According to the court there were 3 issues to determine namely: (1) whether the Plaintiff has copyright in the map known as ‘Kenya Administrative Map’; (2) If issue No. 1 is in the affirmative, whether all or any of the Defendants have infringed the Plaintiff’s copyright in the said map; and (3) Whether the Plaintiff is entitled to damages as prayed, from the Defendants or any of them.
Previously we reported here that several members of Music Copyright Society of Kenya (MCSK) had filed a case in the Commercial Division of the High Court challenging a license pertaining to the caller ringback tones (CRBT) service known as “Skiza Tunes” owned by mobile network operator, Safaricom issued by the three music collective management organisations (CMOs) including MCSK.
While the outcome of this commercial suit is still pending, we have come across a recently delivered judgment in the case of Petition No. 350 of 2015 David Kasika & 4 Ors v. Music Copyright Society of Kenya in which several MCSK members alleged that the collection of royalties by MCSK under the CRBT license agreement in question violates their constitutional rights, that the making available of works for download on Safaricom’s CRBT service amounts to a private performance as such section 30A of the Copyright Act does not apply and thus the CMOs cannot collect royalties on behalf of its members as required under the section. Finally, the petition invited the court to weigh in on several damning allegations made regarding mismanagement by MCSK in its collection and distribution of members’ royalties.
“…the mere lack of a legal regime in our jurisdiction that address the question image rights cannot be taken to mean that persons who suffer wrongs cannot seek redress from courts of law when in actual fact they are aggrieved.” – Hon. Justice Peter Adonyo in Asege Winnie v. Opportunity Bank (U) Ltd & Anor  UGCOMMC 39
This blogger has come across a recent High Court judgment from Uganda in the case of Asege Winnie v. Opportunity Bank (U) Ltd & Anor  UGCOMMC 39 which sheds new light on the emerging topic of personality rights and protection of image rights, which is not catered for in a perfect “unified” legal system but rather in a combination of rights and causes of action under the Constitution, common law and various statutes on intellectual property, defamation and consumer protection.
In a judgment delivered yesterday (February 9th 2016), the High Court of Uganda in Civil Appeal No 13 of 2015 has set aside the decision of the Registrar of Trade Marks at Uganda Registration Services Bureau (URSB). Mr. Justice Madrama Izama allowed the appeal by Nairobi Java House Limited with costs and found that the two marks from Kenya and Uganda in question are capable of concurrent usage.
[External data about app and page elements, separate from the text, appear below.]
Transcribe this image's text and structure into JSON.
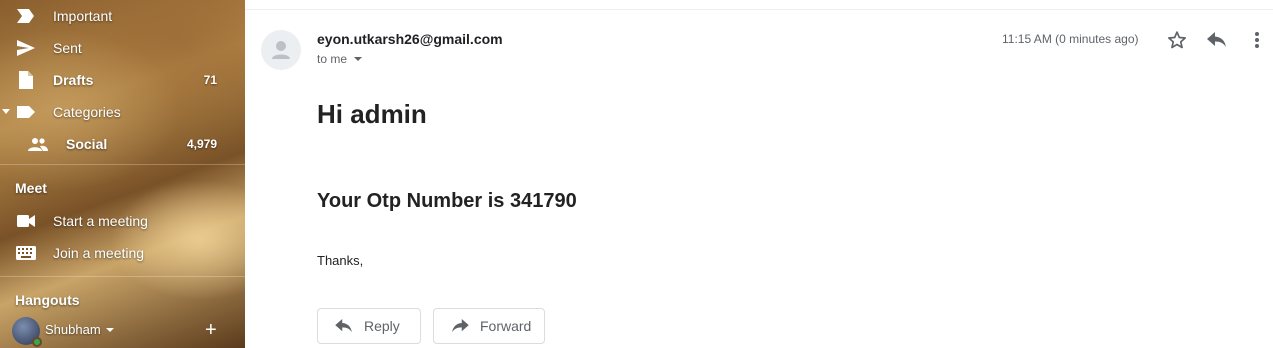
{
  "sidebar": {
    "items": [
      {
        "label": "Important",
        "count": "",
        "icon": "important-icon"
      },
      {
        "label": "Sent",
        "count": "",
        "icon": "send-icon"
      },
      {
        "label": "Drafts",
        "count": "71",
        "icon": "draft-icon"
      },
      {
        "label": "Categories",
        "count": "",
        "icon": "label-icon"
      },
      {
        "label": "Social",
        "count": "4,979",
        "icon": "people-icon"
      }
    ],
    "meet": {
      "title": "Meet",
      "start": "Start a meeting",
      "join": "Join a meeting"
    },
    "hangouts": {
      "title": "Hangouts",
      "user": "Shubham",
      "status_color": "#34a853"
    }
  },
  "message": {
    "sender": "eyon.utkarsh26@gmail.com",
    "recipient": "to me",
    "time": "11:15 AM (0 minutes ago)",
    "greeting": "Hi admin",
    "otp_line": "Your Otp Number is 341790",
    "closing": "Thanks,"
  },
  "actions": {
    "reply": "Reply",
    "forward": "Forward"
  }
}
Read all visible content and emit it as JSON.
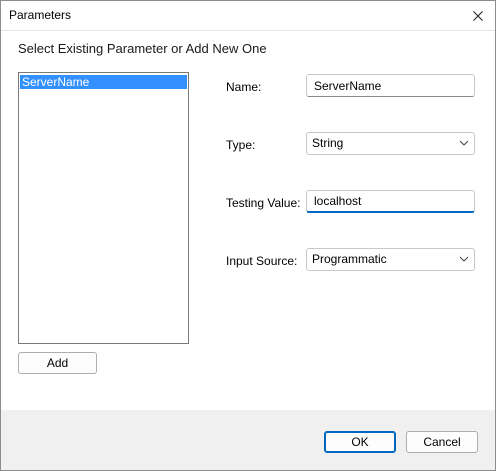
{
  "window": {
    "title": "Parameters"
  },
  "heading": "Select Existing Parameter or Add New One",
  "parameters": {
    "items": [
      "ServerName"
    ],
    "selected": "ServerName"
  },
  "add_label": "Add",
  "form": {
    "name_label": "Name:",
    "name_value": "ServerName",
    "type_label": "Type:",
    "type_value": "String",
    "testing_label": "Testing Value:",
    "testing_value": "localhost",
    "source_label": "Input Source:",
    "source_value": "Programmatic"
  },
  "buttons": {
    "ok": "OK",
    "cancel": "Cancel"
  },
  "icons": {
    "close": "close-icon",
    "dropdown": "chevron-down-icon"
  },
  "colors": {
    "selection": "#3390ff",
    "accent": "#0067c0"
  }
}
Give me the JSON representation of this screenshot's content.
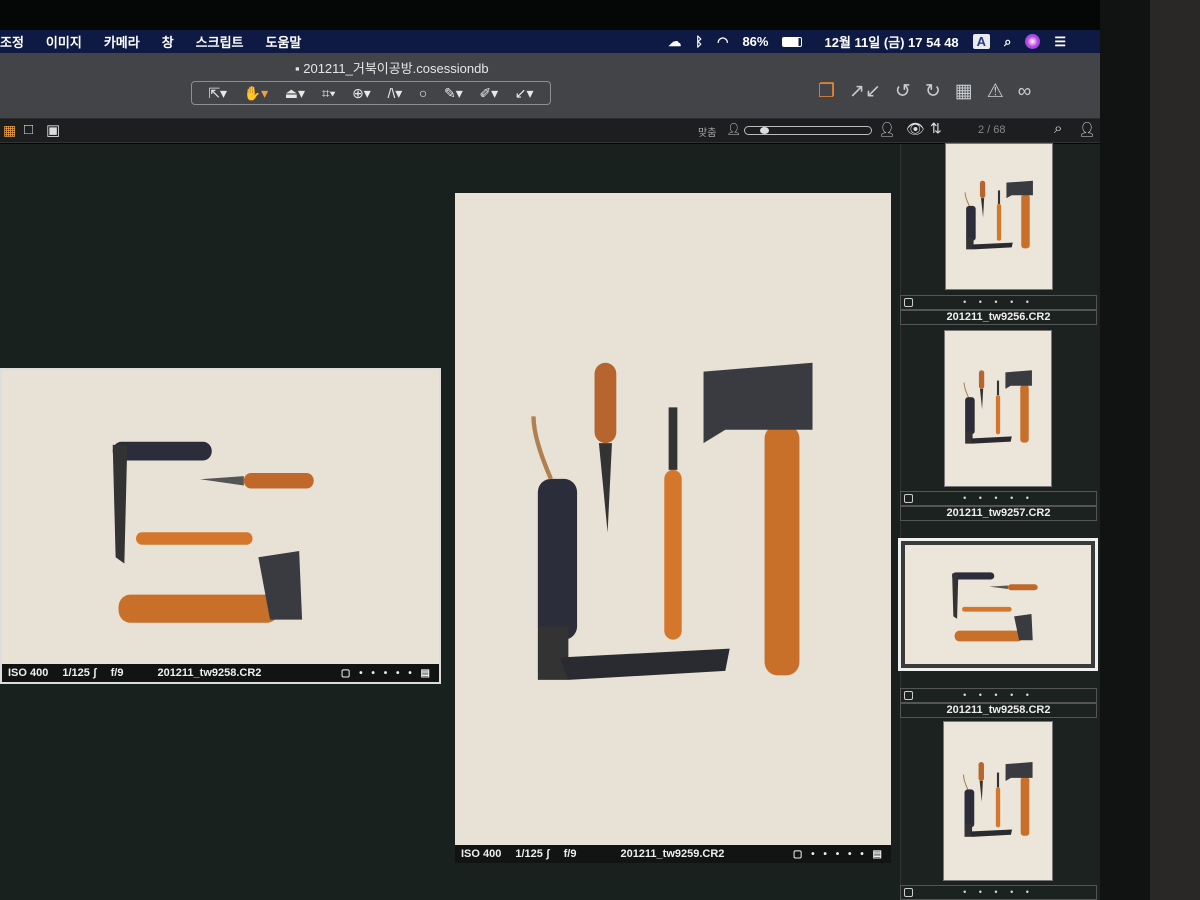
{
  "menubar": {
    "items": [
      "조정",
      "이미지",
      "카메라",
      "창",
      "스크립트",
      "도움말"
    ],
    "battery": "86%",
    "datetime": "12월 11일 (금)  17 54 48",
    "input_source": "A"
  },
  "window": {
    "title": "201211_거북이공방.cosessiondb"
  },
  "toolbar": {
    "tools": [
      "select",
      "pan",
      "loupe",
      "crop",
      "rotate",
      "keystone",
      "spot",
      "brush",
      "color-picker",
      "annotate"
    ]
  },
  "viewer_bar": {
    "fit_label": "맞춤",
    "zoom_level": 0.15,
    "counter": "2 / 68"
  },
  "viewer": {
    "images": [
      {
        "iso": "ISO 400",
        "shutter": "1/125 ʃ",
        "aperture": "f/9",
        "filename": "201211_tw9258.CR2"
      },
      {
        "iso": "ISO 400",
        "shutter": "1/125 ʃ",
        "aperture": "f/9",
        "filename": "201211_tw9259.CR2"
      }
    ]
  },
  "filmstrip": {
    "items": [
      {
        "filename": "201211_tw9256.CR2",
        "rating": "• • • • •"
      },
      {
        "filename": "201211_tw9257.CR2",
        "rating": "• • • • •"
      },
      {
        "filename": "201211_tw9258.CR2",
        "rating": "• • • • •",
        "selected": true
      },
      {
        "filename": "",
        "rating": "• • • • •"
      }
    ]
  },
  "colors": {
    "menubar": "#0f1a44",
    "accent": "#f0a040"
  }
}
Readers will recall that in an earlier post here, we confirmed that Nairobi Java House had filed an appeal against the decision of the Registrar in relation to trade mark opposition proceedings filed by Mandela Auto Spares Limited. The proceedings were against the registration of trade mark application numbers 48062/2013 “Java House” and “Java Sun” and 48063/2013 “Nairobi Java House” in the name of Nairobi Java House. The Registrar in his ruling upheld the objection of Mandela Auto Spares Limited and found that the proposed registration of Nairobi Java House’s trade marks would lead to confusion in the marketplace.